::: INPUT DATA :::
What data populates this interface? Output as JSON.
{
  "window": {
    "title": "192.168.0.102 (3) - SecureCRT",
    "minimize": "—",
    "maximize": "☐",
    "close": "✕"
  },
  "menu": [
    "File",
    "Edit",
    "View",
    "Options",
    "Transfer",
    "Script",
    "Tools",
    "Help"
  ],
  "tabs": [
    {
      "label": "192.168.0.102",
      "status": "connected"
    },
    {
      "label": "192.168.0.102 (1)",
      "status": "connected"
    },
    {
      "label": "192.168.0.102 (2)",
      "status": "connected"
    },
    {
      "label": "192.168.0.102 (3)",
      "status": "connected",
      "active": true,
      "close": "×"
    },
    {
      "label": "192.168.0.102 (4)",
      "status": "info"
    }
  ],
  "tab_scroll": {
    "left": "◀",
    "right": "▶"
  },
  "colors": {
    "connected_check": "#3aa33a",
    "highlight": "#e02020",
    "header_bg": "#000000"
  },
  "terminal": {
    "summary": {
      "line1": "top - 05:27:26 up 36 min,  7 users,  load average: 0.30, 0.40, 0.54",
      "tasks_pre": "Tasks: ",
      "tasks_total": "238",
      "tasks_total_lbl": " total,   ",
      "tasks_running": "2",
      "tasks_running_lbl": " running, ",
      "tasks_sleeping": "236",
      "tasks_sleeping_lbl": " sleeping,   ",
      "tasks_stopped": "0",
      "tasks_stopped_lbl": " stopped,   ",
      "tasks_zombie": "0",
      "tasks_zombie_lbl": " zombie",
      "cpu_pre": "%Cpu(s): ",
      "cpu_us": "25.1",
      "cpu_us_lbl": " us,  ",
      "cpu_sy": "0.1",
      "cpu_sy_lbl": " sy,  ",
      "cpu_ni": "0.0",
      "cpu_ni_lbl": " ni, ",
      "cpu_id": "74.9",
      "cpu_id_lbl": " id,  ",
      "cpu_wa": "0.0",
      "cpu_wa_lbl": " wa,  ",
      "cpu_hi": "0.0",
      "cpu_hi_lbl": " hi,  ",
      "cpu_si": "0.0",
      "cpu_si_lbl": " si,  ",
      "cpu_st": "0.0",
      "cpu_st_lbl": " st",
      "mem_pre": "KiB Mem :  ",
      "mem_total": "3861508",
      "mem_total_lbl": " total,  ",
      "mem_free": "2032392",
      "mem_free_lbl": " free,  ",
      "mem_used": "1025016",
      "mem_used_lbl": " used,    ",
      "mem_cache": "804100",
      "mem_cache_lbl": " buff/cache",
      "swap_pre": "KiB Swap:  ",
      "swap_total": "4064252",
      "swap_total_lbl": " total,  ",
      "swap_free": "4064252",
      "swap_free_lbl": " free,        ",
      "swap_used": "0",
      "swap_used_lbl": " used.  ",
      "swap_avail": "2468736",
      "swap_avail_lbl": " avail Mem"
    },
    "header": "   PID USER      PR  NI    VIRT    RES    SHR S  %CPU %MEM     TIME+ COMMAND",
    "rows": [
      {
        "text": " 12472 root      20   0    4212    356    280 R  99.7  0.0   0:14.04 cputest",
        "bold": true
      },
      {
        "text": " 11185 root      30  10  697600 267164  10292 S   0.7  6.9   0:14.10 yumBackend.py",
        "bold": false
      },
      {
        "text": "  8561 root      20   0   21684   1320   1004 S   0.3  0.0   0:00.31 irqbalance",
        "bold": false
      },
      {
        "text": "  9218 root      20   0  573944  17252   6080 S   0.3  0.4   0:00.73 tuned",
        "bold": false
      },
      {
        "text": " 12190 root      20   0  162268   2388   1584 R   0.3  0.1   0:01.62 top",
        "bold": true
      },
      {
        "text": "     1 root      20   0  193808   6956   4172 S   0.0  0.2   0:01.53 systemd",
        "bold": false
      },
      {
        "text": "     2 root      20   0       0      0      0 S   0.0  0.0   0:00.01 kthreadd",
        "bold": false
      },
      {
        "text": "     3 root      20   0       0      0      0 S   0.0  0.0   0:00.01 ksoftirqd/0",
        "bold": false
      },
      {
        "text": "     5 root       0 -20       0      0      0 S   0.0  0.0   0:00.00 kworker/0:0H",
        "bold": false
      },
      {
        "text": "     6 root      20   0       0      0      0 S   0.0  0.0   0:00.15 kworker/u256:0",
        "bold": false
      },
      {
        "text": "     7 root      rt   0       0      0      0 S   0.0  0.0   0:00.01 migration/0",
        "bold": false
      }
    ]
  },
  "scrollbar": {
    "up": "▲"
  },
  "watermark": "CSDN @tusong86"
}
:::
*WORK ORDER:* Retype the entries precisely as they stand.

*THE ANSWER:*
What data populates this interface? Output as JSON.
{
  "window": {
    "title": "192.168.0.102 (3) - SecureCRT",
    "minimize": "—",
    "maximize": "☐",
    "close": "✕"
  },
  "menu": [
    "File",
    "Edit",
    "View",
    "Options",
    "Transfer",
    "Script",
    "Tools",
    "Help"
  ],
  "tabs": [
    {
      "label": "192.168.0.102",
      "status": "connected"
    },
    {
      "label": "192.168.0.102 (1)",
      "status": "connected"
    },
    {
      "label": "192.168.0.102 (2)",
      "status": "connected"
    },
    {
      "label": "192.168.0.102 (3)",
      "status": "connected",
      "active": true,
      "close": "×"
    },
    {
      "label": "192.168.0.102 (4)",
      "status": "info"
    }
  ],
  "tab_scroll": {
    "left": "◀",
    "right": "▶"
  },
  "colors": {
    "connected_check": "#3aa33a",
    "highlight": "#e02020",
    "header_bg": "#000000"
  },
  "terminal": {
    "summary": {
      "line1": "top - 05:27:26 up 36 min,  7 users,  load average: 0.30, 0.40, 0.54",
      "tasks_pre": "Tasks: ",
      "tasks_total": "238",
      "tasks_total_lbl": " total,   ",
      "tasks_running": "2",
      "tasks_running_lbl": " running, ",
      "tasks_sleeping": "236",
      "tasks_sleeping_lbl": " sleeping,   ",
      "tasks_stopped": "0",
      "tasks_stopped_lbl": " stopped,   ",
      "tasks_zombie": "0",
      "tasks_zombie_lbl": " zombie",
      "cpu_pre": "%Cpu(s): ",
      "cpu_us": "25.1",
      "cpu_us_lbl": " us,  ",
      "cpu_sy": "0.1",
      "cpu_sy_lbl": " sy,  ",
      "cpu_ni": "0.0",
      "cpu_ni_lbl": " ni, ",
      "cpu_id": "74.9",
      "cpu_id_lbl": " id,  ",
      "cpu_wa": "0.0",
      "cpu_wa_lbl": " wa,  ",
      "cpu_hi": "0.0",
      "cpu_hi_lbl": " hi,  ",
      "cpu_si": "0.0",
      "cpu_si_lbl": " si,  ",
      "cpu_st": "0.0",
      "cpu_st_lbl": " st",
      "mem_pre": "KiB Mem :  ",
      "mem_total": "3861508",
      "mem_total_lbl": " total,  ",
      "mem_free": "2032392",
      "mem_free_lbl": " free,  ",
      "mem_used": "1025016",
      "mem_used_lbl": " used,    ",
      "mem_cache": "804100",
      "mem_cache_lbl": " buff/cache",
      "swap_pre": "KiB Swap:  ",
      "swap_total": "4064252",
      "swap_total_lbl": " total,  ",
      "swap_free": "4064252",
      "swap_free_lbl": " free,        ",
      "swap_used": "0",
      "swap_used_lbl": " used.  ",
      "swap_avail": "2468736",
      "swap_avail_lbl": " avail Mem"
    },
    "header": "   PID USER      PR  NI    VIRT    RES    SHR S  %CPU %MEM     TIME+ COMMAND",
    "rows": [
      {
        "text": " 12472 root      20   0    4212    356    280 R  99.7  0.0   0:14.04 cputest",
        "bold": true
      },
      {
        "text": " 11185 root      30  10  697600 267164  10292 S   0.7  6.9   0:14.10 yumBackend.py",
        "bold": false
      },
      {
        "text": "  8561 root      20   0   21684   1320   1004 S   0.3  0.0   0:00.31 irqbalance",
        "bold": false
      },
      {
        "text": "  9218 root      20   0  573944  17252   6080 S   0.3  0.4   0:00.73 tuned",
        "bold": false
      },
      {
        "text": " 12190 root      20   0  162268   2388   1584 R   0.3  0.1   0:01.62 top",
        "bold": true
      },
      {
        "text": "     1 root      20   0  193808   6956   4172 S   0.0  0.2   0:01.53 systemd",
        "bold": false
      },
      {
        "text": "     2 root      20   0       0      0      0 S   0.0  0.0   0:00.01 kthreadd",
        "bold": false
      },
      {
        "text": "     3 root      20   0       0      0      0 S   0.0  0.0   0:00.01 ksoftirqd/0",
        "bold": false
      },
      {
        "text": "     5 root       0 -20       0      0      0 S   0.0  0.0   0:00.00 kworker/0:0H",
        "bold": false
      },
      {
        "text": "     6 root      20   0       0      0      0 S   0.0  0.0   0:00.15 kworker/u256:0",
        "bold": false
      },
      {
        "text": "     7 root      rt   0       0      0      0 S   0.0  0.0   0:00.01 migration/0",
        "bold": false
      }
    ]
  },
  "scrollbar": {
    "up": "▲"
  },
  "watermark": "CSDN @tusong86"
}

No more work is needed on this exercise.